Kids have a lower center of gravity, and if they fall the don’t have far to go. In fact, most kids like to fall in the snow, provided they are dressed properly.
My children have been on skis and skates from an early age. They began with boot binding skis, the type which allowed them to wear warm winter boots. They first learned how to slide, shuffle, fall and get up on the living room carpet.
Skiing is comfortable indoors as it’s warm, there’s no deep powder, no cold mittens, no runny noses and it really generates great enthusiasm for getting outdoors.

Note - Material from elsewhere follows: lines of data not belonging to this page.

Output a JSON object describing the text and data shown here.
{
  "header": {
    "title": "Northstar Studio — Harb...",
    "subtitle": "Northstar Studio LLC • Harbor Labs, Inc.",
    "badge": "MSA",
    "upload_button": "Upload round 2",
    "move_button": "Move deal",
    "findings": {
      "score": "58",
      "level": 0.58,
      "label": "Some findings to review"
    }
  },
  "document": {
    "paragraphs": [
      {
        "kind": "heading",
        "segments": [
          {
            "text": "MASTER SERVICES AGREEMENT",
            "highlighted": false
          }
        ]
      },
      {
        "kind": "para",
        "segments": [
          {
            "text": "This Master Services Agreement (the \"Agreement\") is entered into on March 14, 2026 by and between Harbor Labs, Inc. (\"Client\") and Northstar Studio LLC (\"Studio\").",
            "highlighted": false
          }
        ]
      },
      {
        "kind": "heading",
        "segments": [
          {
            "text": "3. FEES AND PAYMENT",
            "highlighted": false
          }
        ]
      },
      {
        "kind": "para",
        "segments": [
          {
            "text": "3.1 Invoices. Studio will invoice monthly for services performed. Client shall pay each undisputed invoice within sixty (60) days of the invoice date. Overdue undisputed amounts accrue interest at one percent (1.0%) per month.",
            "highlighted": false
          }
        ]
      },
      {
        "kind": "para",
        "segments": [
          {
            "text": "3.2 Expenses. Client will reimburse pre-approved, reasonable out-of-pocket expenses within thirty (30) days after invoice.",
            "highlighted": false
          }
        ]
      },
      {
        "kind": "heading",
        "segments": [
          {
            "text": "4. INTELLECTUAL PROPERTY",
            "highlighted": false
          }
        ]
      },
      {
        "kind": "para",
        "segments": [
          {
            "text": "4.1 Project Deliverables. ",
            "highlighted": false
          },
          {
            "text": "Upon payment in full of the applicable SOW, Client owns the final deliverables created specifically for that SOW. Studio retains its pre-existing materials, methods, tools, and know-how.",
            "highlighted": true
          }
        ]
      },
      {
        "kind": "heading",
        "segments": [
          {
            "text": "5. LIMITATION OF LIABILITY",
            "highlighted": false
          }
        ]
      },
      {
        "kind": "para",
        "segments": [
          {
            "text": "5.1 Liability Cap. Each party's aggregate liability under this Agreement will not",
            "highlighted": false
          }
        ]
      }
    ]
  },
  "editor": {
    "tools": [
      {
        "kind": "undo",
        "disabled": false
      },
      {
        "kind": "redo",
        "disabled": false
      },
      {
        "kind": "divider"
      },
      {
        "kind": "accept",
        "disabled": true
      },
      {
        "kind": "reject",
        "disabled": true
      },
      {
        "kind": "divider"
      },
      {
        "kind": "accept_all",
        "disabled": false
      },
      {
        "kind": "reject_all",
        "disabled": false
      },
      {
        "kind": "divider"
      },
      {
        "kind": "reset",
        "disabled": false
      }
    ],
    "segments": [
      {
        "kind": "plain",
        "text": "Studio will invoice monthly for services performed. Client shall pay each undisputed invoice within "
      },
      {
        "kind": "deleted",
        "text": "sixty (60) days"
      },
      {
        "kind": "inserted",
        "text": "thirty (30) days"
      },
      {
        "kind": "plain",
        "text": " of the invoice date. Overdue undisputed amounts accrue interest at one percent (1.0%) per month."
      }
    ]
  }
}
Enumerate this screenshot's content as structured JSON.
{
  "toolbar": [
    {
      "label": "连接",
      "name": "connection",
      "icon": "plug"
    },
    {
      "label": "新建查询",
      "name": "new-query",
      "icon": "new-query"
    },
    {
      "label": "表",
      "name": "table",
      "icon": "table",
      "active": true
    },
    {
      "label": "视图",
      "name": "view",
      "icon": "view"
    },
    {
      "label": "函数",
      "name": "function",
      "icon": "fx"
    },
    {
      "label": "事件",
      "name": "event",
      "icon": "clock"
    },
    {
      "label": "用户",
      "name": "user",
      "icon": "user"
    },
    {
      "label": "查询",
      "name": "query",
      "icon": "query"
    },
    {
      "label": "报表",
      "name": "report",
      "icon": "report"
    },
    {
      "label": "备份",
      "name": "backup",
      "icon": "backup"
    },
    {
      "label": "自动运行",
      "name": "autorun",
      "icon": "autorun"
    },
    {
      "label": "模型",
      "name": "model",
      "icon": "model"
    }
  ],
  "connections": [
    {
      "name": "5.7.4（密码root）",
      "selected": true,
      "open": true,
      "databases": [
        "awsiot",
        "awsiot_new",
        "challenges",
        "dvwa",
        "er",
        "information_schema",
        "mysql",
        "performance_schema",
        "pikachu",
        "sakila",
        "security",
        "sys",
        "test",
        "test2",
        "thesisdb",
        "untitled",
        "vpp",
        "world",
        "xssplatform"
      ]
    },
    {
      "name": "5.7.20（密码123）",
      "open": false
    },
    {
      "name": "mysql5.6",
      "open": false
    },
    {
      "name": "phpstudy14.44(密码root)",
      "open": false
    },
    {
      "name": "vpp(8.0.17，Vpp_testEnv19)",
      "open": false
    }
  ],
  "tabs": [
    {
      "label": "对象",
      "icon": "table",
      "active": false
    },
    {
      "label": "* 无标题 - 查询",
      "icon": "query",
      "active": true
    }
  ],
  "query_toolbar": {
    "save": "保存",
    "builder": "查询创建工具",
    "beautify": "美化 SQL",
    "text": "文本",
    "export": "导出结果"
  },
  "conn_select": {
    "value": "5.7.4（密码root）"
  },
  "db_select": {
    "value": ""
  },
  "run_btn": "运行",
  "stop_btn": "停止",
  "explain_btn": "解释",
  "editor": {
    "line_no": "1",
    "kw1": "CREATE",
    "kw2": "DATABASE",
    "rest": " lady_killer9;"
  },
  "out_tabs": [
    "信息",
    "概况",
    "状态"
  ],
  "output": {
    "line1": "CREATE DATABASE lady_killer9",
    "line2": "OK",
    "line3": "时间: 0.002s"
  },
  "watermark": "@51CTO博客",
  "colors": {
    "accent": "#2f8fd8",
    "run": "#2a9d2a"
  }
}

When they finally advance to real snow, it’s important to remember they have short attention spans and mostly, they just want to have fun. Don’t exceed their tolerance level, and try to stop while they still want more.
Be sure to pay attention to the weather and don’t attempt outings in bitter cold or windy conditions. Be sure to dress kids accordingly and keep the lessons to a minimum. It is helpful to have a hill nearby, but not too steep. Even if they can’t kick and glide; they will want the skis to slide.
Strive to make the experience exciting and entertaining for them, and be sure to quit before they are bored or get too cold, and always keep a sled handy, just in case! It’s has to be fun, or it’s done. Keep some hot chocolate handy.
If you want to instill a child with the desire to pursue the activity, whether skiing, snowshoeing or skating; be certain it is on their terms. Make their winter outings exciting and adventurous, and set simple yet achievable goals with a reward in mind.